“In the theater the audience want to be surprised – but by things that they expect,” said French playwright Tristan Bernard. I think we content marketers can relate.
Pleasing the audience is a continual balancing act between the original and the familiar. If the content is too unusual or unexpected, the audience may not feel it appeals to them, but if it is too similar to everything that came before, there won’t be enough novelty or new thinking to maintain interest. Whichever way you look at it and whatever your goals, the audience is both the reason for your content and the measure of your content.
This issue looks beyond the footlights of our content marketing stage, out into the orchestra and all the way back to the cheap seats, to explore audience needs, expectations, and behaviors.
Get ready to take your curtain call.
General Manager, CMI
The proliferation of marketing technology has had the unintended result of marketers viewing audiences as potential transactions instead of people with whom we develop trusted relationships.
Most marketers plan their content to work in all browsers and on all devices, but it can still be inaccessible or frustrating to a significant section of the audience.
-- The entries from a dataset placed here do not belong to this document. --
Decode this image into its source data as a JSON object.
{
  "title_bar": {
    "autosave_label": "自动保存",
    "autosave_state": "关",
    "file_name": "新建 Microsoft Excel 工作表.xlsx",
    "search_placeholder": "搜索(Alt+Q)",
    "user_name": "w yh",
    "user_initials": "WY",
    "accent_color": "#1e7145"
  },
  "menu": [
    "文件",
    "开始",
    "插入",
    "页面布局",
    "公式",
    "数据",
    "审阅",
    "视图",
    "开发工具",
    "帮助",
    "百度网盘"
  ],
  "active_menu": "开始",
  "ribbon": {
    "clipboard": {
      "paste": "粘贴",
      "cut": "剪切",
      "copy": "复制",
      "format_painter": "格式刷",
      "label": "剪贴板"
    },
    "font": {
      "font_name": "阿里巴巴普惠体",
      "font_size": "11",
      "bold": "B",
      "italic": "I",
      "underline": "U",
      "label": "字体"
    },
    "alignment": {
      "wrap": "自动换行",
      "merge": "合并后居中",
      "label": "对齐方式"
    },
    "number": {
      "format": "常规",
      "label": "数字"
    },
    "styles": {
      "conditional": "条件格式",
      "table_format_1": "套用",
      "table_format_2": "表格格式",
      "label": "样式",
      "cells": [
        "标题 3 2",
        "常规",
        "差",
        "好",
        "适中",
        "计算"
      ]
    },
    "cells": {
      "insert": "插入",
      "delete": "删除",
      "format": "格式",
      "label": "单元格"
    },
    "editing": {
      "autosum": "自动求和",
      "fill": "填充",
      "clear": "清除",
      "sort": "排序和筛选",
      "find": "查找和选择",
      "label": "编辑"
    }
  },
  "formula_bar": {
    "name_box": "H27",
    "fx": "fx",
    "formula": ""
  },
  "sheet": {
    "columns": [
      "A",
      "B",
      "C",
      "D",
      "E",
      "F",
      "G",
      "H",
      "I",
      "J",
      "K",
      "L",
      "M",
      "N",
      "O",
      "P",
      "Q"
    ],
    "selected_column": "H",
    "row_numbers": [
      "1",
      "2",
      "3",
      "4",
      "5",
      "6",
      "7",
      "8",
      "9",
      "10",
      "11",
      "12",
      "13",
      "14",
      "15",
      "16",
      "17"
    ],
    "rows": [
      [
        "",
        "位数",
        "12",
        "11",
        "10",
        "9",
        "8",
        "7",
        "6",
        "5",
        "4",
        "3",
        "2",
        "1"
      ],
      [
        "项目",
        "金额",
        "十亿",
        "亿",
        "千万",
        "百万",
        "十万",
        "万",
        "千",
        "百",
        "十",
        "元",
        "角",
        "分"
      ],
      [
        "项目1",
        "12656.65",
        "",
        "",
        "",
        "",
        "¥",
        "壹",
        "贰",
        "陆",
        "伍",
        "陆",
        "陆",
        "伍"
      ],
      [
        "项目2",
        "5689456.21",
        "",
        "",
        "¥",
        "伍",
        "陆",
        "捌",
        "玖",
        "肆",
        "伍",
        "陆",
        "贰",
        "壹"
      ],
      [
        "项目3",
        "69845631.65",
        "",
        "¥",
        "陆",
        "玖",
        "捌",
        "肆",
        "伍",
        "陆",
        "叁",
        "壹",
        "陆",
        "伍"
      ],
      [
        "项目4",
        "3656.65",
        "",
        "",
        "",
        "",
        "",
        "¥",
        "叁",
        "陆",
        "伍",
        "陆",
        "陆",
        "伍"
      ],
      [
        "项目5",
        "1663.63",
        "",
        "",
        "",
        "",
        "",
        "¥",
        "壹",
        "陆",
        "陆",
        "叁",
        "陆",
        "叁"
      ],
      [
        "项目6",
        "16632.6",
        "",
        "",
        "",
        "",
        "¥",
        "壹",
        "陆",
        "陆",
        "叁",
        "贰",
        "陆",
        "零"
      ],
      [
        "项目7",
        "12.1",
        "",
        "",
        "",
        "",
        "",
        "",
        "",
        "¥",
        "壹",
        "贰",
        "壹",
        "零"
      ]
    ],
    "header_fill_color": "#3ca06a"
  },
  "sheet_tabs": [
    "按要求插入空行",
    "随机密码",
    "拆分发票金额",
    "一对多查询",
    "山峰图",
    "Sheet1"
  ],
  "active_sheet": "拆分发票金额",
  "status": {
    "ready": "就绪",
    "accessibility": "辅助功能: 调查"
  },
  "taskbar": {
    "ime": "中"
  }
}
Is your content leaving people behind?
When the Sierra Club of Colorado needed to raise awareness about its conservation efforts (and raise money to support them), the grassroots organization used Voice of Customer audience research to get inside the heads of its members.
For years, the content marketing mantra has been “quality over quantity.” But bigger audience numbers still look better on a monthly report. How can content marketers strike the right balance between BIG and bold?
Engagement is a top content goal; yet, marketers don’t all agree on how to define it, clients often misunderstand its value, and no one is really sure how to measure it. Does it still have a valid role to play in content marketing?
The history of Content Marketing World keynotes reads like a roll call of the world’s most creative people – and one of the most popular was John Cleese in 2015. CCO’s interview with Cleese was never published online … until now.
“Followers” is such a loaded term, with connotations of leadership, of rapt social media crowds awaiting guidance, of committed allegiance. But who is really the follower and who is the influencer in this relationship?
Throughout history, younger generations have perplexed their elders. That can be baffling enough for parents, but seasoned marketers need to understand what makes each new generation of consumers tick if their strategies are to succeed.
Every year, the Content Marketing Awards celebrates the best the industry has to offer. Here are some of the projects that impressed the judges in 2018, snaring shiny new trophies for the agencies and brands behind them.
What’s the difference between narrative and story? How can a good yarn, well told, get your message across more effectively? Follow our intrepid hero as he fights valiantly against bland content with little more than a sharpened allegory.
A smorgasbord of fresh content ideas, including Google’s Art Zoom series; the Australian Red Cross take on Game of Thrones; outdoor retailer REI’s new magazine; and Deloitte’s Business Chemistry.
You didn’t ask for it, but he’s dishing it out anyway. This issue, Andrew Davis serves up some unsolicited advice to all of those software marketers offering free trials (and free sales bombardment).
Technology entices us into thinking it can save us time, help us drive more revenue and, in many cases, make us more creative. It’s a seductive lure; but it can quickly come undone once tech debt sets in.
Intel launched its digital magazine, iQ, in 2012. But in early 2017 the team switched focus from chasing eyeballs to sustaining loyal readers. Luke Kintigh was head of publishing at Intel iQ at the time and shared how they did it.
In the Venn diagram of marketing and sales, Joe Chernov sits firmly in the overlap. While the partnership isn’t always hearts and roses, Chernov believes account-based marketing could be the beginning of a beautiful relationship.